From Robert Morris
ALS and two LS: American Philosophical Society
Philada. septr. 18th. 1779
I have never rec’d a line from you in reply to the letters I wrote you & Mr. Deane in Decemr. 1777 and confess it surprized me a little, but the matter is entirely cleared up by the receipt of your favour of the 19th Feby last as in a P.S: thereto you mention having answered my said letters which had been entirely satisfactory,2 desirous of retaining your good opinion you may be sure I was well pleased at the expressions in this postscript; the business recommended in the body of that letter falls under the management of my Friend Mons Holker but you may depend on my attention to all Your recommendations.3 The Chevr Luzerne has not yet reached this City, but he sent me your Letter of the 2d June last,4 the Character you give him is very agreable & I hope he may compensate for the loss of Mr Gerard who carries with him the perfect esteem of all Men not biassed by Selfish or Party Views. I shall pay the attentions in my power to the Chevr Luzerne both on account of your recommendation his own Merits & Public Station—
Mr Gerard will no doubt give you every information respecting our situation here he knows it well & I dare say will do it impartially. My opposition to the Constitution of this State & opposition to Parties in Congress has procured me abundance of unmerited abuse, but supported by conscious innocence & unshaken Integrity I have never failed to get the better of my Enemies on the day of tryal—5
With the best wishes for your health & happiness I remain Dear Sir Your most Obedt & very hble servt.
His Excy Benjn Franklin Esqr Minister Plenipotentiary from the United States of America at the Court of Versailles
Addressed: To / His Excelly. / Benjamin Franklin Esqr. / Minister Plenipotentiary / of the United States of / America at the Court of / Versailles / per The Ship Confederacy
Notation: Robt.

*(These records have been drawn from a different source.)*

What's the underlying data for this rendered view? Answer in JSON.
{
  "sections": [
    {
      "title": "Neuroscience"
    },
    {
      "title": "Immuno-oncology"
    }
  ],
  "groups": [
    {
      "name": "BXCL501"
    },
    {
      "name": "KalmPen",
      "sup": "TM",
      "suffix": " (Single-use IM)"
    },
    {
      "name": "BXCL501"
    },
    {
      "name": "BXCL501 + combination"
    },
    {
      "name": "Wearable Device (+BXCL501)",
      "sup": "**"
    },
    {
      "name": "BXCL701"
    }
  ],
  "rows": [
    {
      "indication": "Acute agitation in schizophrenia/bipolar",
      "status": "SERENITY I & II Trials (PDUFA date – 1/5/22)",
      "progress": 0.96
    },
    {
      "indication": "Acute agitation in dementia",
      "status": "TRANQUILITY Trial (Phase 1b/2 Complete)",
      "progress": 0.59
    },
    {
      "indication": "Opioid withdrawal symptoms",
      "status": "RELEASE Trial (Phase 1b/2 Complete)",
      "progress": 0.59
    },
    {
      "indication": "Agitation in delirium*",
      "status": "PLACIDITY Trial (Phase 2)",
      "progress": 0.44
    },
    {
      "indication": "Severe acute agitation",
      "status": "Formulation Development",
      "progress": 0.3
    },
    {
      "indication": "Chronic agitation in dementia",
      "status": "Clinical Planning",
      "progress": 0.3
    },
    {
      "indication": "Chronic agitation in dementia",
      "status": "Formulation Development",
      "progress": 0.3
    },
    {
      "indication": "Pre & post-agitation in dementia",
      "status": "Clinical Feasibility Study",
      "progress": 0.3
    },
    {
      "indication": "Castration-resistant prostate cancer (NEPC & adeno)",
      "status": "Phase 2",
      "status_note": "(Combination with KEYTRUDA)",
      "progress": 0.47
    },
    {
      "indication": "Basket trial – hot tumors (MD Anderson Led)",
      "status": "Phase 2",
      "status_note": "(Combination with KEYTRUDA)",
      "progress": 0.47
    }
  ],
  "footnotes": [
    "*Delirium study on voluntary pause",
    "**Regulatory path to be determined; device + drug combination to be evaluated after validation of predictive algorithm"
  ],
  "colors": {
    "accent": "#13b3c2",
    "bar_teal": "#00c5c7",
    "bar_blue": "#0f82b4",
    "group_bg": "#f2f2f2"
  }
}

Morris Sept 18. 79
2. XXVIII, 572.
3. BF had recommended that his friend Jean-Jacques de Lafreté contact Morris for help in obtaining satisfaction from the bankrupt Bordeaux merchant firm of Reculès de Basmarein & Raimbaux. Lafreté had already drawn up a power of attorney for French consul Jean Holker in the matter: XXVIII, 566, 572.
4. XXIX, 609–10.
5. Although not a member of Congress at the time, Morris was a chief supporter of Deane during the bitter congressional debates of 1779: Edmund S. Morgan, “The Puritan Ethic and the American Revolution,” W&MQ 3rd ser., XXIV (1967), 30. Morris was the prime target of the Pennsylvania Radical party, currently preparing for the forthcoming election for the Pa. Assembly: Robert L. Brunhouse, The Counter-Revolution in Pennsylvania, 1776–1790 (Harrisburg, 1942), pp. 71, 76.